U.S. PET film producers have sought U.S. protection from Korean imports going back to 1991. Duties, in fact have been imposed. Fear of potential trade actions is spurring foreign producers to set up production in the United States.
The real issue, however, may be the aging of domestic PET film assets.
Polyplex makes this statement in its 2011 annual report: "While trade defense measures like antidumping and countervailing duties are on the rise in an increasingly competitive market environment, they are unable to address the inherent problems of unproductive assets operating in the developed countries producing regular films. With the ongoing gradual withdrawal of these large producers in the developed markets for commodity film grades, it has created opportunities for cost-effective producers like Polyplex to set up capacities in mature regions in order to make up for the vacuum."
That view is supported in an ironic insight in an ITC ruling on PET film that was released last year.

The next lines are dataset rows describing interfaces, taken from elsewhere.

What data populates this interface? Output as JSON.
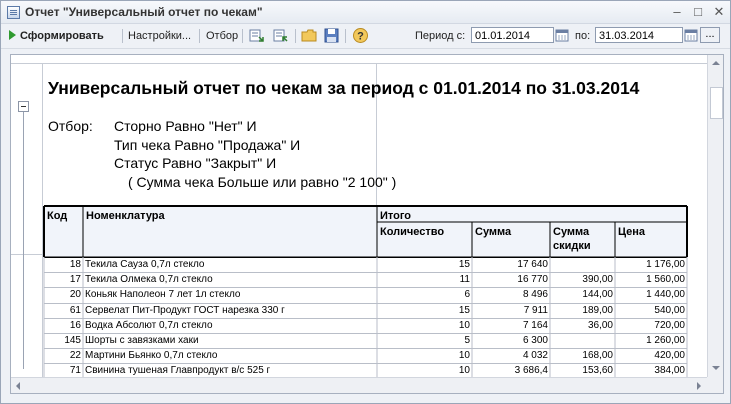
{
  "window": {
    "title": "Отчет \"Универсальный отчет по чекам\"",
    "controls": [
      "–",
      "□",
      "✕"
    ]
  },
  "toolbar": {
    "generate_label": "Сформировать",
    "settings_label": "Настройки...",
    "filter_label": "Отбор",
    "help_label": "?",
    "period_from_label": "Период с:",
    "period_from_value": "01.01.2014",
    "period_to_label": "по:",
    "period_to_value": "31.03.2014",
    "more_label": "..."
  },
  "report": {
    "title": "Универсальный отчет по чекам за период с 01.01.2014 по 31.03.2014",
    "filter_label": "Отбор:",
    "filter_lines": [
      "Сторно Равно \"Нет\" И",
      "Тип чека Равно \"Продажа\" И",
      "Статус Равно \"Закрыт\" И",
      "( Сумма чека Больше или равно \"2 100\" )"
    ],
    "headers": {
      "code": "Код",
      "item": "Номенклатура",
      "total": "Итого",
      "qty": "Количество",
      "sum": "Сумма",
      "discount_line1": "Сумма",
      "discount_line2": "скидки",
      "price": "Цена"
    },
    "rows": [
      {
        "code": "18",
        "item": "Текила Сауза 0,7л стекло",
        "qty": "15",
        "sum": "17 640",
        "discount": "",
        "price": "1 176,00"
      },
      {
        "code": "17",
        "item": "Текила Олмека 0,7л стекло",
        "qty": "11",
        "sum": "16 770",
        "discount": "390,00",
        "price": "1 560,00"
      },
      {
        "code": "20",
        "item": "Коньяк Наполеон 7 лет 1л стекло",
        "qty": "6",
        "sum": "8 496",
        "discount": "144,00",
        "price": "1 440,00"
      },
      {
        "code": "61",
        "item": "Сервелат Пит-Продукт ГОСТ нарезка 330 г",
        "qty": "15",
        "sum": "7 911",
        "discount": "189,00",
        "price": "540,00"
      },
      {
        "code": "16",
        "item": "Водка Абсолют 0,7л стекло",
        "qty": "10",
        "sum": "7 164",
        "discount": "36,00",
        "price": "720,00"
      },
      {
        "code": "145",
        "item": "Шорты с завязками хаки",
        "qty": "5",
        "sum": "6 300",
        "discount": "",
        "price": "1 260,00"
      },
      {
        "code": "22",
        "item": "Мартини Бьянко 0,7л стекло",
        "qty": "10",
        "sum": "4 032",
        "discount": "168,00",
        "price": "420,00"
      },
      {
        "code": "71",
        "item": "Свинина тушеная Главпродукт в/с 525 г",
        "qty": "10",
        "sum": "3 686,4",
        "discount": "153,60",
        "price": "384,00"
      }
    ]
  },
  "colors": {
    "accent_green": "#2f9a2f",
    "header_bg": "#f1f4fa",
    "border": "#a7b0bf"
  }
}
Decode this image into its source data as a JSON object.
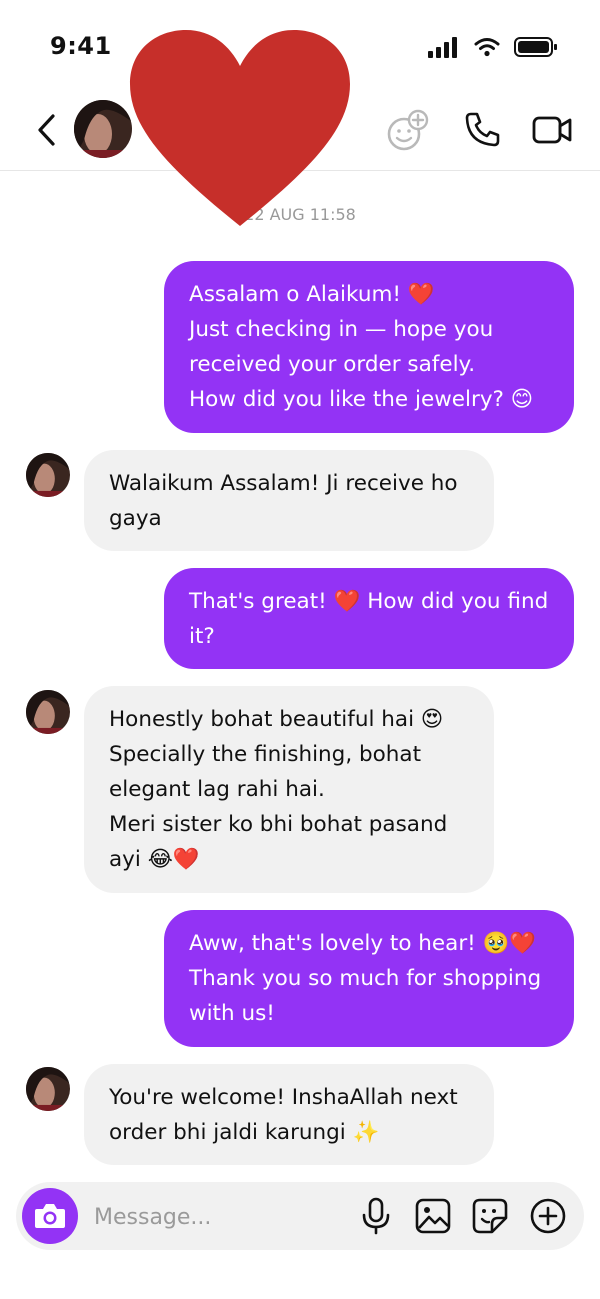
{
  "status_bar": {
    "time": "9:41"
  },
  "header": {
    "subtitle": "("
  },
  "date_separator": "22 AUG 11:58",
  "messages": [
    {
      "from": "me",
      "text": "Assalam o Alaikum! ❤️\nJust checking in — hope you received your order safely.\nHow did you like the jewelry? 😊"
    },
    {
      "from": "them",
      "text": "Walaikum Assalam! Ji receive ho gaya"
    },
    {
      "from": "me",
      "text": "That's great! ❤️ How did you find it?"
    },
    {
      "from": "them",
      "text": "Honestly bohat beautiful hai 😍\nSpecially the finishing, bohat elegant lag rahi hai.\nMeri sister ko bhi bohat pasand ayi 😂❤️"
    },
    {
      "from": "me",
      "text": "Aww, that's lovely to hear! 🥹❤️\nThank you so much for shopping with us!"
    },
    {
      "from": "them",
      "text": "You're welcome! InshaAllah next order bhi jaldi karungi ✨"
    }
  ],
  "composer": {
    "placeholder": "Message..."
  },
  "icons": {
    "back": "chevron-left-icon",
    "add_friend": "add-emoji-icon",
    "call": "phone-icon",
    "video": "video-camera-icon",
    "camera": "camera-icon",
    "mic": "microphone-icon",
    "gallery": "image-icon",
    "sticker": "sticker-icon",
    "plus": "plus-circle-icon"
  },
  "colors": {
    "accent": "#9333f5",
    "incoming_bubble": "#f1f1f1",
    "heart": "#c62f2a"
  }
}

One of the side effects of the PET film restructuring in the United States is that Bemis was forced to buy imports--at higher prices-to meet requirements
Bemis sided with Korean producer
"Purchaser Bemis described moving from 80% of its PET film purchases coming from U.S. producers in 2009 to 58% in 2010 and an anticipated 25% in 2011. It stated that it did so not because of the lower price of imports (adding the imports were more expensive), but because U.S. producers (including DuPont Teijin and Mitsubishi) had made a strategic decision to produce higher-end products rather than the 48-gauge PET film that it purchases."
Gary E. Michalkiewicz, manager, Raw Material Sourcing for Bemis, joined Kolon USA, a Korean PET film
|Flex Films plant under construction.|
3M, which produces polyester films and bought PET film from Korea, was not a party to the action. 3M, which is a specialty player, makes PET film in St. Paul, MN; Decatur, AL; and Greenville, SC.
3M Specialty Film manufacturers more than 200 types of customized PET film products, ranging from 0.5 mil to 14 mil thickness, from optically clear to opaque. 3M innovations in film technology have created films with more than 600 layers.
Another major captive PET film producer in the United States is Kodak, whose primary imaging markets have virtually collapsed in recent years, leading in part to the company's decision earlier this year to declare Chapter 11 bankruptcy. Kodak produces PET film in Rochester, NY. A small amount of its film is sold into the merchant market.
Production of PET film in the United States will be on the rise again, but you may need a scorecard to keep track of the players.